Many promising approaches are available to help high schools better prepare students for postsecondary achievement, but what evidence is out there to support these improvement models?
Education Northwest’s Steve Fleischman and Christopher Mazzeo, along with two other authors, address this question in an article recently published in Teachers College Record titled “Improving High School Success: Searching for Evidence of Promise.”
“Our article gathers in one place the latest evidence about approaches such as dual-enrollment and early-college high schools, early warning systems, small schools and smaller learning communities and charter high schools,” Fleischman says.
The article notes that several high school improvement strategies still have limited supporting evidence, including early warning systems, college-readiness indicators and other data-focused models.
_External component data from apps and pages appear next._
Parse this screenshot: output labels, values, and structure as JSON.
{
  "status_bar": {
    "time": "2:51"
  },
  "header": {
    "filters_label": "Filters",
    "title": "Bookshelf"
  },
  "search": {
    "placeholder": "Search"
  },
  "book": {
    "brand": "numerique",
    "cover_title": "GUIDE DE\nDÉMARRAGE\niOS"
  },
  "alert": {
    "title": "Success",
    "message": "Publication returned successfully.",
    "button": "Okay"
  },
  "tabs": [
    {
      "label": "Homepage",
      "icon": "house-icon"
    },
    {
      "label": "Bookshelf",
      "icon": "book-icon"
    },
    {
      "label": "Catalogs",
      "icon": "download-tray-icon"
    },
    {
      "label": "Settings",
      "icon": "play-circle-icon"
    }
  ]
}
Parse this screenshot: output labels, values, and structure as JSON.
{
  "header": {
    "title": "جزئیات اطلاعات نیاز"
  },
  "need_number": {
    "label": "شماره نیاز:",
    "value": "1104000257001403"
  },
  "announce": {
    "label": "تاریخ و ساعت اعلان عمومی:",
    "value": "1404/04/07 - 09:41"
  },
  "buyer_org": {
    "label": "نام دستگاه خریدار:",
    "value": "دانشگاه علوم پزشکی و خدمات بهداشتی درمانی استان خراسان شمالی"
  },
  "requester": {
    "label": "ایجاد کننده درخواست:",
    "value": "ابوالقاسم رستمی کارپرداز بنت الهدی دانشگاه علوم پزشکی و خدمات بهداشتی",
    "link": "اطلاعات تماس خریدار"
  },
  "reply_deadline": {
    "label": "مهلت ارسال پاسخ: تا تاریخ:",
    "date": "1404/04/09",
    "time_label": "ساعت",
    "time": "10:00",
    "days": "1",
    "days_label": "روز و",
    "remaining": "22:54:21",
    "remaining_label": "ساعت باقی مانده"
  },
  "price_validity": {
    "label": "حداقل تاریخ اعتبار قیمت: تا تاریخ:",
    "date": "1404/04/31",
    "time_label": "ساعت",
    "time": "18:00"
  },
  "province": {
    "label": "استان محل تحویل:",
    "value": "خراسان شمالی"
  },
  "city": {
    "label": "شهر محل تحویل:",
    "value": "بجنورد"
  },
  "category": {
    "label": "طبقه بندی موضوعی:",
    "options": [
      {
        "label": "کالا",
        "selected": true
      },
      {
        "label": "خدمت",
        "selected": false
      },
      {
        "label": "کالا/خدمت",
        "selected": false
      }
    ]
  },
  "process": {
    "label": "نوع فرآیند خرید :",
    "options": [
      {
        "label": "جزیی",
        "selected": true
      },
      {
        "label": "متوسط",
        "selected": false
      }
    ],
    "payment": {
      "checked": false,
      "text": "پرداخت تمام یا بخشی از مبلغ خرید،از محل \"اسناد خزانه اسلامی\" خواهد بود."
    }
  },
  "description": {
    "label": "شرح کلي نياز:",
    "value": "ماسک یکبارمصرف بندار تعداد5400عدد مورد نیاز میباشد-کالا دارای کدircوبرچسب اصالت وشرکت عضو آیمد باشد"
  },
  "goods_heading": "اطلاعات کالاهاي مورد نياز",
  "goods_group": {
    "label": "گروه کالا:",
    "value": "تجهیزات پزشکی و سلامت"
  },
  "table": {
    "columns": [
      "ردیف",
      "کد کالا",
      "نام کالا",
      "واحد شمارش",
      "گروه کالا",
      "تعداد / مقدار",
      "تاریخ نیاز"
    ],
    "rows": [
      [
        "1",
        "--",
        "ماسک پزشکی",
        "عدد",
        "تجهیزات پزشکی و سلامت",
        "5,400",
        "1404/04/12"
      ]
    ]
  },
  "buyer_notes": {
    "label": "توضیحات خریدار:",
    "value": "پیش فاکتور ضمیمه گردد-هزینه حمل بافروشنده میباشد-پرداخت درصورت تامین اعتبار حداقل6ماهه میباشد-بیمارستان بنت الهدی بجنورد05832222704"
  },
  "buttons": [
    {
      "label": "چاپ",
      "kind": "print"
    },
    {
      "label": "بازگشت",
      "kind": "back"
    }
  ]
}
Mazzeo stresses that in addition to new evidence, more cross-field conversations that look across models are needed to see what states, districts and schools can learn from research on high school improvement as a whole.
Questions that can drive these conversations include:
- What makes a school successful and/or special?
- Can these qualities be reproduced and at a lower cost?
The article also suggests sponsors consider funding research that can result in more definitive answers about which models work, under what conditions and for what students.
“Long-term funding of research has been crucial to learning about small high schools in New York City and the early-college model, both of which have been underwritten continuously by private funders for more than a decade,” Mazzeo says.
Although the knowledge base regarding promising strategies and programs to improve high schools is stronger today than ever before, the authors agree it is not yet sufficient to guide policy and practice.
“We particularly need careful research that helps illuminate the ‘how’ of reform—the mechanisms through which an early warning system is successful in overcoming the various improvement challenges that high school presents and producing the kinds of student success outcomes that all reformers want.” —Christopher Mazzeo
You can read an abstract of the article on the ERIC website.